The compact disks were molded using a Sumitomo injection molding machine. The barrel temperature was set at 330° C., and the mold temperature was set at 80° C. The cycle time was 6 seconds.
The two different melt polycarbonate samples were produced in a melt polycarbonate reactor similar to that described in Japanese Published Patent Application Nos. JP 6-32886 and JP 2-153925, which are hereby incorporated by reference.
The conditions for the two runs used to make these samples are given in Table 3 below.
The CD's were then tested to determine their ductility. Specifically, ductility (energy in Kgf×mm) was determined in an Instron tester with specially designed jigs 10 and 20. A schematic representation is depicted in FIG. 1. This test was specially developed to measure the energy required to bend a compact disk. The disk 20 ((φ=120 mm, thickness 1.2 mm) was fixed between the jigs 10 and pressed with a cross head speed of 500 mm/min. The maximal stroke was 95 mm. The energy required to bend the disk which relates to ductility, was monitored automatically.
The reproducibility is very good for this measurement method—the gauge R & R for this text was measured at 27%.
We found that the CD's molded from the melt polycarbonate having a fries level of 1400 ppm (Lot A) had a ductility of 150 Kgf×mm, whereas the CD's molded from the melt polycarbonate having a Fries level of 700 ppm (Lot B) had a ductility of 345 Kgf×mm. Therefore, it is desirable to use lower Fries melt polycarbonate for making optical disks to improve their durability.
Polycarbonate having Fries levels of 0 ppm, 79 ppm, 198 ppm, 290 ppm and 360 ppm was prepared, molded into CD's and the CD's were tested as described in Example 3.
The results are presented in Table 4, below.
One can see from Table 4 that ductility increases with a decreasing level of Fries. Below about 80 to 100 ppm Fries, the ductility no longer improves upon decreasing the level of Fries. Peak injection pressure is not greatly affected by the Fries content.
The polycarbonate that was molded to make samples (1)-(5) was prepared by the following procedures.
The polycarbonate having 0 Fries was prepared by a conventional, interfacial synthesis method. This interfacial polycarbonate had a melt flow index of 10. It was end capped with phenol, and contained 0.04% glycerol monostearate.
The polycarbonates having 79 and 198 ppm Fries were made by blending interfacial polycarbonate with melt polycarbonate. Specifically, the above-described interfacial polycarbonate was blended with melt polycarbonate having from 800 to 900 ppm Fries. Samples (2) and (3) were prepared by blending the interfacial resin with melt resin in ratios of 75/25 and 90/10, respectively.

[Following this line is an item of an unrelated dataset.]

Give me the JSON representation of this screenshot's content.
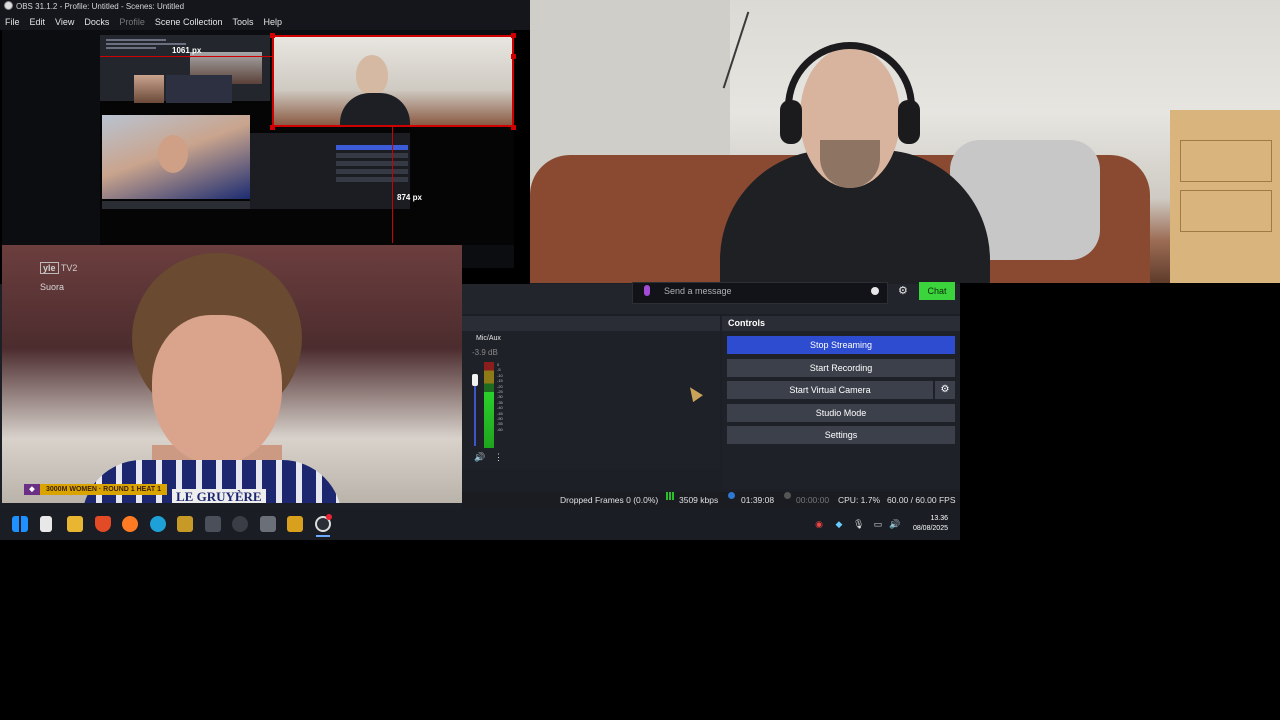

Samples (4) and (5) were prepared in a commercial melt reactor as described in Japanese Published Patent Application Nos. JP 6032886 and JP 2153925. In these two reactions, the residual impurity sodium in the bisphenol-A feedstock acted as the catalyst. No other catalyst was added. Table 5 below presents a summary of the reaction conditions.
Although the present invention has been described in considerable detail with reference to certain preferred versions thereof, other versions are also meant to be included in the appended claims. Therefore, the spirit and scope of the appended claims should not be limited to the description of the preferred versions contained herein.